The Roman House at Hopkins | The Art of Light

Apotropaic Talisman Against the “Evil Eye”

By Michele Asuni

Accession Number: JHAM HT 774
Measurements: Length: 9.8 cm, Width: 7.2 cm, Height: 3.4 cm
Material: Ceramic
Culture/Date: Roman, 1st c. BCE
Provenance: Tyre, Syria

This lamp’s discus decoration depicts several symbols which were thought to be powerful deterrents against the “evil eye.”  The “evil eye,” a redolent concept in several Mediterranean cultures, was believed to originate from a malevolent person looking at someone with intense envy or dislike.

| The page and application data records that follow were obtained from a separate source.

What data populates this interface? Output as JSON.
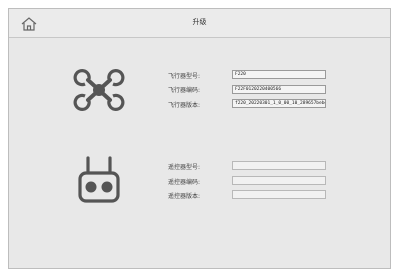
{
  "header": {
    "title": "升级"
  },
  "aircraft": {
    "rows": [
      {
        "label": "飞行器型号:",
        "value": "F220"
      },
      {
        "label": "飞行器编码:",
        "value": "F22F0120220400566"
      },
      {
        "label": "飞行器版本:",
        "value": "f220_20220301_1_0_00_10_289657bebd.bin"
      }
    ]
  },
  "controller": {
    "rows": [
      {
        "label": "遥控器型号:",
        "value": ""
      },
      {
        "label": "遥控器编码:",
        "value": ""
      },
      {
        "label": "遥控器版本:",
        "value": ""
      }
    ]
  }
}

The figures represented on this object are closely associated with the chthonian sphere of the Greco-Roman pantheon: a Gorgon head, two lizards, two turtles, and a frog. When the hero Perseus decapitated the Gorgon Medusa in his quest to save Andromeda, he used the monster’s head as a weapon before handing it over to the goddess Athena, who placed it on her shield. A Gorgon head, or gorgoneion, was typically used in pediments, shields and coins as a decorative element and apotropaic symbol. The word Gorgon, in fact, derives from the Greek gorgòs, “dreadful”: the horrifying gaze of this female creature was supposed to instill terror upon those who encountered it and was, therefore, thought to deflect the evil eye. Lizards, frogs and other reptiles were also associated with the Underworld: lizards symbolized death and resurrection because of their hibernation habits, while turtles were dear to the god Mercury (the Greek Hermes), whose affiliation with Hades is attested throughout Greek and Roman mythology. The plethora of chthonian animals represented on this lamp echoes and magnifies the power of the Gorgon, making this object both a device for lighting and a potent talisman against the evil eye.